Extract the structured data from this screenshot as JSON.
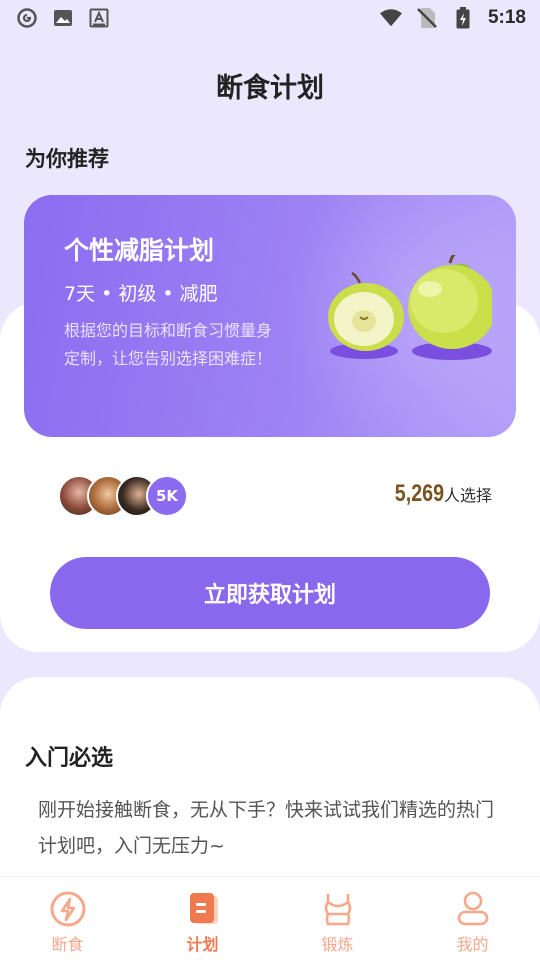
{
  "status_bar": {
    "time": "5:18",
    "left_icons": [
      "circle-g-icon",
      "image-icon",
      "a-box-icon"
    ],
    "right_icons": [
      "wifi-icon",
      "no-sim-icon",
      "battery-icon"
    ]
  },
  "header": {
    "title": "断食计划"
  },
  "recommend": {
    "section_title": "为你推荐",
    "card": {
      "title": "个性减脂计划",
      "tags": "7天 • 初级 • 减肥",
      "description": "根据您的目标和断食习惯量身定制，让您告别选择困难症！",
      "illustration": "green-apples-icon"
    },
    "avatars_badge": "5K",
    "choose_number": "5,269",
    "choose_label": "人选择",
    "cta_label": "立即获取计划"
  },
  "entry": {
    "section_title": "入门必选",
    "description": "刚开始接触断食，无从下手？快来试试我们精选的热门计划吧，入门无压力~"
  },
  "tab_bar": {
    "items": [
      {
        "label": "断食",
        "icon": "lightning-icon"
      },
      {
        "label": "计划",
        "icon": "plan-doc-icon"
      },
      {
        "label": "锻炼",
        "icon": "sports-top-icon"
      },
      {
        "label": "我的",
        "icon": "profile-icon"
      }
    ],
    "active_index": 1
  },
  "colors": {
    "background": "#ebe7fd",
    "accent": "#8a68ee",
    "tab_active": "#f07a50",
    "tab_inactive": "#f5a88a",
    "count_number": "#7a5420"
  }
}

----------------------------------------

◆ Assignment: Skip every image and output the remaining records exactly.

◆ Answer to the exercise:
Extract the structured data from this screenshot as JSON.
{
  "status_bar": {
    "time": "5:18",
    "left_icons": [
      "circle-g-icon",
      "image-icon",
      "a-box-icon"
    ],
    "right_icons": [
      "wifi-icon",
      "no-sim-icon",
      "battery-icon"
    ]
  },
  "header": {
    "title": "断食计划"
  },
  "recommend": {
    "section_title": "为你推荐",
    "card": {
      "title": "个性减脂计划",
      "tags": "7天 • 初级 • 减肥",
      "description": "根据您的目标和断食习惯量身定制，让您告别选择困难症！",
      "illustration": "green-apples-icon"
    },
    "avatars_badge": "5K",
    "choose_number": "5,269",
    "choose_label": "人选择",
    "cta_label": "立即获取计划"
  },
  "entry": {
    "section_title": "入门必选",
    "description": "刚开始接触断食，无从下手？快来试试我们精选的热门计划吧，入门无压力~"
  },
  "tab_bar": {
    "items": [
      {
        "label": "断食",
        "icon": "lightning-icon"
      },
      {
        "label": "计划",
        "icon": "plan-doc-icon"
      },
      {
        "label": "锻炼",
        "icon": "sports-top-icon"
      },
      {
        "label": "我的",
        "icon": "profile-icon"
      }
    ],
    "active_index": 1
  },
  "colors": {
    "background": "#ebe7fd",
    "accent": "#8a68ee",
    "tab_active": "#f07a50",
    "tab_inactive": "#f5a88a",
    "count_number": "#7a5420"
  }
}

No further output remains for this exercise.